Task input:

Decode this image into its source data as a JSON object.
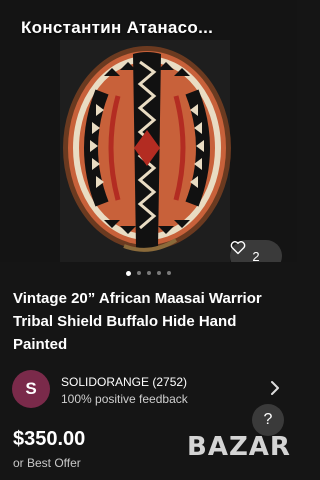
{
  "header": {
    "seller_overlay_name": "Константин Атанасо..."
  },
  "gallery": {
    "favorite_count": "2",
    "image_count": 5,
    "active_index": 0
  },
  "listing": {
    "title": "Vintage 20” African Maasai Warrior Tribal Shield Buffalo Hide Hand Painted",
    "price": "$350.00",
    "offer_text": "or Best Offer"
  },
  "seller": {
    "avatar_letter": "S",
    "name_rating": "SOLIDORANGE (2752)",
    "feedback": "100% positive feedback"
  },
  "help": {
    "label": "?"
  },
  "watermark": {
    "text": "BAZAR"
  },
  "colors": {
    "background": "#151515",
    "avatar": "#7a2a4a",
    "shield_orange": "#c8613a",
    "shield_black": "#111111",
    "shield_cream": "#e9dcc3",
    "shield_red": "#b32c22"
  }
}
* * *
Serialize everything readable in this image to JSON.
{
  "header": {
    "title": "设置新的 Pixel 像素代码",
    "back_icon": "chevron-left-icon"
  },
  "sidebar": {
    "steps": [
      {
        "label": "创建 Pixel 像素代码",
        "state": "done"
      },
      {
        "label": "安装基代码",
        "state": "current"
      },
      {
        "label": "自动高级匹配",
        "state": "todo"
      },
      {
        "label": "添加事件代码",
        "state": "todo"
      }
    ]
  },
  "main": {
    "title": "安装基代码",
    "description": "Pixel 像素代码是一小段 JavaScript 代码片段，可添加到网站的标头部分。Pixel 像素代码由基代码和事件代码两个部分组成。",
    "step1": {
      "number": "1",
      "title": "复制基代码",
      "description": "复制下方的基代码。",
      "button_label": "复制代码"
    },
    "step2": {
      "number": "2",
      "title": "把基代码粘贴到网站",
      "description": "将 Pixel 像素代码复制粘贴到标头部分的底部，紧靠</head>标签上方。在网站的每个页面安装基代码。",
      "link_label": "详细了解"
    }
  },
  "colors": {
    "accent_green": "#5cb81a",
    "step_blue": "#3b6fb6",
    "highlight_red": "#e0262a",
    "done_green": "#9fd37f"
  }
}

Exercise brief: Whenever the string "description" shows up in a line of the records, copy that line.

Response box:
    "description": "Pixel 像素代码是一小段 JavaScript 代码片段，可添加到网站的标头部分。Pixel 像素代码由基代码和事件代码两个部分组成。",
      "description": "复制下方的基代码。",
      "description": "将 Pixel 像素代码复制粘贴到标头部分的底部，紧靠</head>标签上方。在网站的每个页面安装基代码。",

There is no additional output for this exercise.